Want more information on this fascinating topic? Check out the MVCC catalog. One book that I would highly recommend is the historical novel, Pillars of the Earth. We have numerous titles to choose from if you prefer non-fiction. Also, our historical databases have informative articles that explain the intricacies of medieval churches.
The President of France, Emmanuel Macron, promises that Notre Dame will rise from the ashes in the next five years. Vive Notre Dame!
This week Kyle Korver of the Utah Jazz published a powerful article in the The Players’ Tribune simply entitled “Privileged.” He explores race and equity of the NBA (and by extension, of the US in general.) His statements reflect some of the discussions that are occurring in many places, so I thought that this was worth sharing.
“When the police break your teammate’s leg, you’d think it would wake you up a little.
When they arrest him on a New York street, throw him in jail for the night, and leave him with a season-ending injury, you’d think it would sink in. You’d think you’d know there was more to the story.
…There’s an elephant in the room that I’ve been thinking about a lot over these last few weeks. It’s the fact that, demographically, if we’re being honest: I have more in common with the fans in the crowd at your average NBA game than I have with the players on the court.
And after the events in Salt Lake City last month, and as we’ve been discussing them since, I’ve really started to recognize the role those demographics play in my privilege.”
Though it is not expected to gain traction in the current Congress, a Constitutional Amendment is being introduced in the U.S. Senate this week to abolish the Electoral College. Current presidential candidates are beginning to talk more and more about abolition or reform of the Electoral College system of presidential election in favor of a system of election by popular vote. There is also currently a movement at the state level called The National Popular Vote Interstate Compact whereby states would agree to award electoral votes to the winner of the popular vote.
Strong opinions are held on both sides of this issue. Defenders of the Electoral College seek to prevent urban areas of the nation eclipsing more rural ones in representation. Those seeking a change in our system wish to see the candidate with the most votes become President and to prevent further instances of elections like 1824, 1876, 1888, 2000, and most recently 2016, where that was not the case.
If you find yourself wanting to learn more about this topic, the MVCC Library has some resources that will help. Here are some items in the collection about the Electoral College system. We also have a couple of databases that are very useful for researching controversial topics such as this. Have a look at CQ Researcher and SIRS Researcher and do a search for “electoral college”. The graphic shown above is from SIRS Researcher.

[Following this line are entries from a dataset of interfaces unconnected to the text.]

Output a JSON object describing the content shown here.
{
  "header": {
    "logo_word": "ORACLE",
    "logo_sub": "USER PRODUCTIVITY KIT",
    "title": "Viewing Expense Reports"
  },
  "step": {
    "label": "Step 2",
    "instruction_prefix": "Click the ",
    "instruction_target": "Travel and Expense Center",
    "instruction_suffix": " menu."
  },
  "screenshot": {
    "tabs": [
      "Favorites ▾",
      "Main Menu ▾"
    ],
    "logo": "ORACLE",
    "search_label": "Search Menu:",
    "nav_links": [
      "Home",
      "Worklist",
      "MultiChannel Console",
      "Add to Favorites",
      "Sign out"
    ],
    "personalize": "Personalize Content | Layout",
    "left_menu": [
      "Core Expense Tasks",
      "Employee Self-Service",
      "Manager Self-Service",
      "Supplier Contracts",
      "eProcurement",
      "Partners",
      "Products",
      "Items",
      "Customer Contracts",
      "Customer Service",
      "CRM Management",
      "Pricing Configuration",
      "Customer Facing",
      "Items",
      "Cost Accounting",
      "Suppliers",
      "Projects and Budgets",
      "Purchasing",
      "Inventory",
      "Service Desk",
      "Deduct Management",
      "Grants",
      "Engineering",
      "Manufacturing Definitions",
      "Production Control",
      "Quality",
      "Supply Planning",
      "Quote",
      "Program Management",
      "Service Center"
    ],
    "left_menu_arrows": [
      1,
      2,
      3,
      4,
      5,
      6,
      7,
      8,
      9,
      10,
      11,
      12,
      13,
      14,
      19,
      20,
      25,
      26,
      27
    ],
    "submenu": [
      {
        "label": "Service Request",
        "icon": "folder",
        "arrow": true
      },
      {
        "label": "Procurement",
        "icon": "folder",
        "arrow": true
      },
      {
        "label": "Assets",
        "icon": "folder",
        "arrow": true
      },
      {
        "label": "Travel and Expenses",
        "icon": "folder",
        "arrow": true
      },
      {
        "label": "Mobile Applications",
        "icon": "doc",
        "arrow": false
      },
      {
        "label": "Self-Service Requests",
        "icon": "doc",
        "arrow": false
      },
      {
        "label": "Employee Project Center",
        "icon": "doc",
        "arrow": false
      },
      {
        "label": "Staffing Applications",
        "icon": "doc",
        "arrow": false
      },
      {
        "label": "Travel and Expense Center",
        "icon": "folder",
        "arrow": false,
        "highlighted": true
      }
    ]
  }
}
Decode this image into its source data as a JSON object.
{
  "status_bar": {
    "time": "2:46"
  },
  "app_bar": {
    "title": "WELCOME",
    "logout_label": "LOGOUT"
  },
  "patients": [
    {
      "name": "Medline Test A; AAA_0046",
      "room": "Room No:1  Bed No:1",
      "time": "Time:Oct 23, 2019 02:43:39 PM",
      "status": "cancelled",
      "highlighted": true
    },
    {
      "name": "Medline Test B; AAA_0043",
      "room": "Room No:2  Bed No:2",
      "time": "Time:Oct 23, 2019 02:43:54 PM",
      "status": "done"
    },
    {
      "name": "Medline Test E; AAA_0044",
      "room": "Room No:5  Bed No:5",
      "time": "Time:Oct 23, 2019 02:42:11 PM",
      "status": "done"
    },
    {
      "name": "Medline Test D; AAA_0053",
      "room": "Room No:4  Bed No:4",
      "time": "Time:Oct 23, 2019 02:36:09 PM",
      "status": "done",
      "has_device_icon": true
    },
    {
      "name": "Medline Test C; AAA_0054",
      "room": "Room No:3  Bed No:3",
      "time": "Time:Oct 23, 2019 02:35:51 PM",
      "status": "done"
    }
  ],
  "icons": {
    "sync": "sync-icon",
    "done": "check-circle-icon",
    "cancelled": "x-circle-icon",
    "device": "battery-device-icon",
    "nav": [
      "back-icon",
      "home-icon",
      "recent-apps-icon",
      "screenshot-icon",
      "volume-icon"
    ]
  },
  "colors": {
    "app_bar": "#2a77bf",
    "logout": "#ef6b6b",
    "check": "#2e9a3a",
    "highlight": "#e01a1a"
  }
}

“World Down Syndrome Day, March 21, is a global awareness day which has been officially observed by the United Nations since 2012. On this day, people with Down syndrome and those who live and work with them throughout the world organize and participate in activities and events to raise public awareness and create a single global voice for advocating for the rights, inclusion and well-being of people with Down syndrome.The date for World Down Syndrome Day is the 21st day of the 3rd month, which was selected to signify the uniqueness of the triplication (trisomy) of the 21st chromosome which causes Down syndrome.”
Yesterday, news outlets were reporting on the worldwide disruption of Facebook, Instagram and other Facebook properties. The fact that this was newsworthy speaks to how enmeshed in our lives social media has become. Are you interested in learning more about social media and its impact? The MVCC Library has a variety of materials on the topic here.
There have been many complaints about the boring commercials during last night’s Super Bowl, but for many of us, one commercial stood out among the rest. This was the spot from the Washington Post (narrated by Tom Hanks) that highlights the importance of journalism in a free democracy. It included images of reporters who have been killed over the last few years including Jamal Khashoggi, who is alleged to have been killed at the Saudi Arabian consulate in Istanbul last year.
Washington Post Super Bowl message: Democracy Dies in Darkness Because knowing empowers us. Knowing helps us decide. Knowing keeps us free. For more than 140 years The Washington Post has been a key part of democracy, holding government accountable and safeguarding the interests of readers.
Some excellent detective work on the origins of Dracula!
“The London Library today unveiled a fascinating discovery that sheds new light on how Dracula was researched and written. We’ve found 26 books that are almost certainly the original copies that Bram Stoker used to help research his enduring classic.
Philip Spedding, the Library’s Development Director who made the discovery, commented: “Bram Stoker was a member of The London Library but until now we have had no indication whether or how he used our collection. Today’s discovery changes that and we can establish beyond reasonable doubt that numerous books still on our shelves are the very copies that he was using to help write and research his masterpiece.” (See London Library’s “The Books that Created Dracula“)
Philip Spedding looks at the books discovered in The London Library that were used by Bram Stoker to research Dracula